§ TASK ITEM
From the records, pick out and copy each line containing "телефонски".
* * * * *
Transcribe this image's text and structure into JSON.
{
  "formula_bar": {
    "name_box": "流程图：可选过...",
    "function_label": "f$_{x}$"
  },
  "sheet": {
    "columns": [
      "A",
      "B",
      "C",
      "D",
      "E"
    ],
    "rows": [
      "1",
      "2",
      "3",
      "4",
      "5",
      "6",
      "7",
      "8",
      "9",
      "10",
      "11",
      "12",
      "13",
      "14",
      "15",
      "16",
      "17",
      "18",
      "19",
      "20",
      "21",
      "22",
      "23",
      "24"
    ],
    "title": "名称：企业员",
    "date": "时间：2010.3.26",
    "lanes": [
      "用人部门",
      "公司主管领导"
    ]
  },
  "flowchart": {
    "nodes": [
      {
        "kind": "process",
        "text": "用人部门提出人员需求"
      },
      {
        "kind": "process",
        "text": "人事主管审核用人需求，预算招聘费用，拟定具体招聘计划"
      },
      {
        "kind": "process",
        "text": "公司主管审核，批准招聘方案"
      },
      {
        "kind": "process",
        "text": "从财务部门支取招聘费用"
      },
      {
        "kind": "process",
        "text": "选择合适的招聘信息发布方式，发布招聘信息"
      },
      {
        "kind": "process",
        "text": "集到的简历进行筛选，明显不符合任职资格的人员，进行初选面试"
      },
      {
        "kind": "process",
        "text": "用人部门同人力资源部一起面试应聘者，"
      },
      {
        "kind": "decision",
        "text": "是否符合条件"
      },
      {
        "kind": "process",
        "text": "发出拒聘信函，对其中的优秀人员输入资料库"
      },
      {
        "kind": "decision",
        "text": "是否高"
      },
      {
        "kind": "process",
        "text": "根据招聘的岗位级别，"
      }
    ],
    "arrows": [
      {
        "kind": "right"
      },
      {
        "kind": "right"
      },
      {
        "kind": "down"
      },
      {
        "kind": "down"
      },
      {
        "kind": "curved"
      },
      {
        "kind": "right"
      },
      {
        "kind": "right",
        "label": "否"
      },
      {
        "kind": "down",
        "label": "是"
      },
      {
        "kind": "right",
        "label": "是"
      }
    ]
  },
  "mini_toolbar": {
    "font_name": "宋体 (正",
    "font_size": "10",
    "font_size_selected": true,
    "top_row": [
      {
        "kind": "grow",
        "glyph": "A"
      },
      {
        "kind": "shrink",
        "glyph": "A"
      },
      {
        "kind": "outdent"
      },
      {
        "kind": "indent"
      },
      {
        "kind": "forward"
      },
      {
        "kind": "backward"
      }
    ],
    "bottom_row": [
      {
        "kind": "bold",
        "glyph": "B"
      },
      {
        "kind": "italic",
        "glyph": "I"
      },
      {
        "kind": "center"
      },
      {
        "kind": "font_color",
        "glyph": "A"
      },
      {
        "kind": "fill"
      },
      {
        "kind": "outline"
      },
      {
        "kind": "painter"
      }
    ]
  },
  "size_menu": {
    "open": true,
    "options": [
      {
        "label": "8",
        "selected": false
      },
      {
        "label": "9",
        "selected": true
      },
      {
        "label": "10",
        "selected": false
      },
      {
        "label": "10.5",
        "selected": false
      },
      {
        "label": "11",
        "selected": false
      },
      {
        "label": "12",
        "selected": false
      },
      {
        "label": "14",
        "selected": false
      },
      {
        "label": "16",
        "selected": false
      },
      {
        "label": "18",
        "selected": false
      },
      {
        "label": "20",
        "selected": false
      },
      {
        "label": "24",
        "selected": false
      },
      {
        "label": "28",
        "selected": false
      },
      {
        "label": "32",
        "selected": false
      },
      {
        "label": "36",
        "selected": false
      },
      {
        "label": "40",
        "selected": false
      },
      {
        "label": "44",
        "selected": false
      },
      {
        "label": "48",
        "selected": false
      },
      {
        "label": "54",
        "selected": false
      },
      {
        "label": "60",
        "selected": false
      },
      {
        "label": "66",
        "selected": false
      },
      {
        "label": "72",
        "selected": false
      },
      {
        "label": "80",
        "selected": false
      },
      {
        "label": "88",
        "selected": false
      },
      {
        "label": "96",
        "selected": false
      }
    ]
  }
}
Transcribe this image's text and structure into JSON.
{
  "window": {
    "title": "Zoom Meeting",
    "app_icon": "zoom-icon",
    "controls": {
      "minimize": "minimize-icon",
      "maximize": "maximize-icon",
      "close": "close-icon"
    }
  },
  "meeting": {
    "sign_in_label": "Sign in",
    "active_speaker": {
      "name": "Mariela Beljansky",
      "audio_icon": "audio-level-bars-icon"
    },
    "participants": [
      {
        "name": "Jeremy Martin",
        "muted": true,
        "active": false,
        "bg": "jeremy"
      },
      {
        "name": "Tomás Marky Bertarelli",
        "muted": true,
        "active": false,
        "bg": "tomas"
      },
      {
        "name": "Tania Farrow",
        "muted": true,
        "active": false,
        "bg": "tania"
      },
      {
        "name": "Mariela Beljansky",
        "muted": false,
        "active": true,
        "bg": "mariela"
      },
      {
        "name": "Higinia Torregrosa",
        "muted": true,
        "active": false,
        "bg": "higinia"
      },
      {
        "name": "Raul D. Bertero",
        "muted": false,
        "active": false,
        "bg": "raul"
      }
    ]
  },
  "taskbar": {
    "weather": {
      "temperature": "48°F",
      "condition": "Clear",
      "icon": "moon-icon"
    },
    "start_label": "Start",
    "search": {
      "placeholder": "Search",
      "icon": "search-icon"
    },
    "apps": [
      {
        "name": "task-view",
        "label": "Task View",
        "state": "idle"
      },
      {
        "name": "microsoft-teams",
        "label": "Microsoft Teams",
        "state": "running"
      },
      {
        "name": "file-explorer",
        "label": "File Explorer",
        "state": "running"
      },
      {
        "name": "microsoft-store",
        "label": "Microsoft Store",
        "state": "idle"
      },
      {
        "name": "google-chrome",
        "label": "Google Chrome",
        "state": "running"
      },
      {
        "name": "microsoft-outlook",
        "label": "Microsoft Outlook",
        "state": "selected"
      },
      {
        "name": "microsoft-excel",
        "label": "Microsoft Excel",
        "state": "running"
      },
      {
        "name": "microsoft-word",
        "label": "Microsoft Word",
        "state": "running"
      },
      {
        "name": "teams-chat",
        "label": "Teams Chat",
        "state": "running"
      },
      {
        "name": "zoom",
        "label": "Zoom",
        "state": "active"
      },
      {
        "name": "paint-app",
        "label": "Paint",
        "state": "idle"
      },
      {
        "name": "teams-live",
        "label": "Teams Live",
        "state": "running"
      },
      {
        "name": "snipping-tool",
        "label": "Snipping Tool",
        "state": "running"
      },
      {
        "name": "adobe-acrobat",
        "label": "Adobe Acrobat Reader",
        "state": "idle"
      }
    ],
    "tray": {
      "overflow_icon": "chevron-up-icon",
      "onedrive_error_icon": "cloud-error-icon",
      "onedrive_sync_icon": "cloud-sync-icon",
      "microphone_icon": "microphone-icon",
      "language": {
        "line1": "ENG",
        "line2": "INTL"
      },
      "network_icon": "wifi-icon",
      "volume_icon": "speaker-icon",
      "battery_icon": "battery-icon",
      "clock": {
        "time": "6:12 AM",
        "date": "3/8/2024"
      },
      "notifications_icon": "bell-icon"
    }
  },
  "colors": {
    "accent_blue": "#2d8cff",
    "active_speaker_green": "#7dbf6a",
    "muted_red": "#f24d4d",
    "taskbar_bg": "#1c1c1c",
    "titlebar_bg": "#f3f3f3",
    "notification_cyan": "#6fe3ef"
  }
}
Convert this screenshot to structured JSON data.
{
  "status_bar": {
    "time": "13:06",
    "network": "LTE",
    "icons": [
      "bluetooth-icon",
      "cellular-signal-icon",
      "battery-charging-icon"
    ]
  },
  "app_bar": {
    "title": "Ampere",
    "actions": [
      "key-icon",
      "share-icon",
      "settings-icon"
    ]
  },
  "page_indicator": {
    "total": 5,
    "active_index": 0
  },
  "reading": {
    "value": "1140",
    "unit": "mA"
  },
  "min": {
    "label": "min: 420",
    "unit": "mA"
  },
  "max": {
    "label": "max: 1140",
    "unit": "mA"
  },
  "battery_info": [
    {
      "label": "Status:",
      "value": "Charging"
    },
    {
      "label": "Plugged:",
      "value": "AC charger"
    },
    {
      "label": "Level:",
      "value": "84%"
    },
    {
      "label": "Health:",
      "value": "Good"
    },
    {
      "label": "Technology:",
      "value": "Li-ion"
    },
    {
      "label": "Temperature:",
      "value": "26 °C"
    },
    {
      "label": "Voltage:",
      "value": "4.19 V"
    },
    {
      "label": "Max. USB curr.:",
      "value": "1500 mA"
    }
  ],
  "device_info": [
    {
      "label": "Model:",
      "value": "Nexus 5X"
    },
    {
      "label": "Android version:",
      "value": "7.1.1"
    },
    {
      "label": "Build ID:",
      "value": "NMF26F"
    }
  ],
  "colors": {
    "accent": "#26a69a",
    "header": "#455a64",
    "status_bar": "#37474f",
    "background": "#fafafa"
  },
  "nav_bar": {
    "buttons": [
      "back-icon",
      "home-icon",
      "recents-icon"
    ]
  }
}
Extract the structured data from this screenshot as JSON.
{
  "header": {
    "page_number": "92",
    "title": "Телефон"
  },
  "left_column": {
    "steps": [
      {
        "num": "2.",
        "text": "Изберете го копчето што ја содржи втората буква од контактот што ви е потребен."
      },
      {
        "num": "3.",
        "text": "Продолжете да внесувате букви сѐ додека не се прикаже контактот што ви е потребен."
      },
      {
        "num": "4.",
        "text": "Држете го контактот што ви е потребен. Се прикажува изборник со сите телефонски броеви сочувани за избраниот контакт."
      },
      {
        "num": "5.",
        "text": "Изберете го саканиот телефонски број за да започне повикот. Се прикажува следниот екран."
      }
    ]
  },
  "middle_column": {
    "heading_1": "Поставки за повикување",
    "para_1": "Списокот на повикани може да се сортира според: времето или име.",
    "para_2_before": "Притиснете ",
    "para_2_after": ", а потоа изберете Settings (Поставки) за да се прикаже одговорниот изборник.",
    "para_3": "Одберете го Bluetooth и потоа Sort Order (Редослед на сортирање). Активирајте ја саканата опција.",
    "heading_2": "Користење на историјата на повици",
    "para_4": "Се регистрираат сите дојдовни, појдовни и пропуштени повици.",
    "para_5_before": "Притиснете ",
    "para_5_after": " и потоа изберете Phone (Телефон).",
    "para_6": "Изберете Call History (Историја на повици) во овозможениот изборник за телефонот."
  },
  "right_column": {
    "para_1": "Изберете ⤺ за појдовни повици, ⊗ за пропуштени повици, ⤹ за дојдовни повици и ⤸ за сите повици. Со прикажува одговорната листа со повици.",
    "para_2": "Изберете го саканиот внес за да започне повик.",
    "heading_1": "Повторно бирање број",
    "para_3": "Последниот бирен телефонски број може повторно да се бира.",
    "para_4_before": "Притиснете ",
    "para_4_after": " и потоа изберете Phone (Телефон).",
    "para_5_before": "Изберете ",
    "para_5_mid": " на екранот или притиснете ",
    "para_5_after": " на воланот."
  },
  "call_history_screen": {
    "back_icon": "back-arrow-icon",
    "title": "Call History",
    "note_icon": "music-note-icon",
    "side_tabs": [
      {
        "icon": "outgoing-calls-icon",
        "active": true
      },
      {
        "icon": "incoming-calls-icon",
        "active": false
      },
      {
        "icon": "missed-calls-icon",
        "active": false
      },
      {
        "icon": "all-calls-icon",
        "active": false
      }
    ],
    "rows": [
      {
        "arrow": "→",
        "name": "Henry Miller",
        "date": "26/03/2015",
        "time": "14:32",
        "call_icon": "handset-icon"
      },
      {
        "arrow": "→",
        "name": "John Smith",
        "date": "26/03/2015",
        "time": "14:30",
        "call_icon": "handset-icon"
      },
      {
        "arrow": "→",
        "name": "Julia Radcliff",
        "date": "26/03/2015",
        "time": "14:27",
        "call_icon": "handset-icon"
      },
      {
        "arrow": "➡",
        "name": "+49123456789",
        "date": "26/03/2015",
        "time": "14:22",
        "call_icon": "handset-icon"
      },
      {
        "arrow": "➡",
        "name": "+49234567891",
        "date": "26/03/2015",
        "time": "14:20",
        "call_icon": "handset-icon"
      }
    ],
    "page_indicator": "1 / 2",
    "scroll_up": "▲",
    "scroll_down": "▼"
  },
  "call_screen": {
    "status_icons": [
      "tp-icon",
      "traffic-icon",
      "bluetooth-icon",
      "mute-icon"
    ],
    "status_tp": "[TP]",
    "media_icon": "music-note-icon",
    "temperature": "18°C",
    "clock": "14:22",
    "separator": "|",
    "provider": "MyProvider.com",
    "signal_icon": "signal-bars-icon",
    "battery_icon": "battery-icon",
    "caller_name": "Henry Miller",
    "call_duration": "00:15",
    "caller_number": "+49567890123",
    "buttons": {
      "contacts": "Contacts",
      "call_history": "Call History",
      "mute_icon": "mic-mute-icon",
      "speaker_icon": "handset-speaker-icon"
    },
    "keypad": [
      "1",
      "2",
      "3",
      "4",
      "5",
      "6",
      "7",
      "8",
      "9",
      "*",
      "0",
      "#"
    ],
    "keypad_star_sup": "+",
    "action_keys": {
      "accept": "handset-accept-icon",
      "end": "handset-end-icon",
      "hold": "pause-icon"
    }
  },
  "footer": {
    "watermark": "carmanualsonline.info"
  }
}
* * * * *
§ TASK OUTPUT
        "text": "Држете го контактот што ви е потребен. Се прикажува изборник со сите телефонски броеви сочувани за избраниот контакт."
        "text": "Изберете го саканиот телефонски број за да започне повикот. Се прикажува следниот екран."
    "para_3": "Последниот бирен телефонски број може повторно да се бира.",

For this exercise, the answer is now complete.